(DATA RECORDS begins)

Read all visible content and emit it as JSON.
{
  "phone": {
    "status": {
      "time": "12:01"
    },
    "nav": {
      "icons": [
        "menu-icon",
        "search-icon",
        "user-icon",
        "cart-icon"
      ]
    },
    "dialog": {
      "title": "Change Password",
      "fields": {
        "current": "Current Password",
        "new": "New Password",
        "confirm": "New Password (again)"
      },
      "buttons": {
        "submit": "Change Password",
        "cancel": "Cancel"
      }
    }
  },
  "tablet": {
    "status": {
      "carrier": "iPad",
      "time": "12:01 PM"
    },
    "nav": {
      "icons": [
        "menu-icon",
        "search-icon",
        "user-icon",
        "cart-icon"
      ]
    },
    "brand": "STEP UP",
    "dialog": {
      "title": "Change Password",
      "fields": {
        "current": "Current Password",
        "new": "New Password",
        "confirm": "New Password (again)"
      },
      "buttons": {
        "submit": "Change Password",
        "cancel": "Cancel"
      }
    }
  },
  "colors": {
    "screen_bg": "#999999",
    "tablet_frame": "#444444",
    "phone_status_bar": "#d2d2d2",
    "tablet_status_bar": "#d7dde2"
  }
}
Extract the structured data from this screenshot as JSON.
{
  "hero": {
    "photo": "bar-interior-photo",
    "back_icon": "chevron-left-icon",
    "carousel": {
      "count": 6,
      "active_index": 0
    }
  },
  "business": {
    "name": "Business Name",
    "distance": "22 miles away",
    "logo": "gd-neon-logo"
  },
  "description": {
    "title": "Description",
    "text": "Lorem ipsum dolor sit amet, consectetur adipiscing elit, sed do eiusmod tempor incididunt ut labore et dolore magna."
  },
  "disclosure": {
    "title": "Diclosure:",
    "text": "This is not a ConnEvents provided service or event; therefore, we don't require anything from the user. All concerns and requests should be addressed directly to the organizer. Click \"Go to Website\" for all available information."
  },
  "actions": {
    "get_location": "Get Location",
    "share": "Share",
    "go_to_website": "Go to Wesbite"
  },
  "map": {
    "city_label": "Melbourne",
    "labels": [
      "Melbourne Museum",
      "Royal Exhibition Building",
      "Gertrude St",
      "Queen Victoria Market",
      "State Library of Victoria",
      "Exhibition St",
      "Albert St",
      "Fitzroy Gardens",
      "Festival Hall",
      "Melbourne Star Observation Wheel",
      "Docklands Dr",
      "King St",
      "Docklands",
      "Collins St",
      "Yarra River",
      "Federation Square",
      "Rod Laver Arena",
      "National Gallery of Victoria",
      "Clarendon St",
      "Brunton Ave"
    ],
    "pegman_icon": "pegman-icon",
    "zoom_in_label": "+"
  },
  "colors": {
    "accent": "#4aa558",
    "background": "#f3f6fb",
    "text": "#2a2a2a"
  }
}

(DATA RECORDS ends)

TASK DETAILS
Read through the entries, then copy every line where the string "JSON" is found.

ANSWER BOX
Read all visible content and emit it as JSON.
Extract the structured data from this screenshot as JSON.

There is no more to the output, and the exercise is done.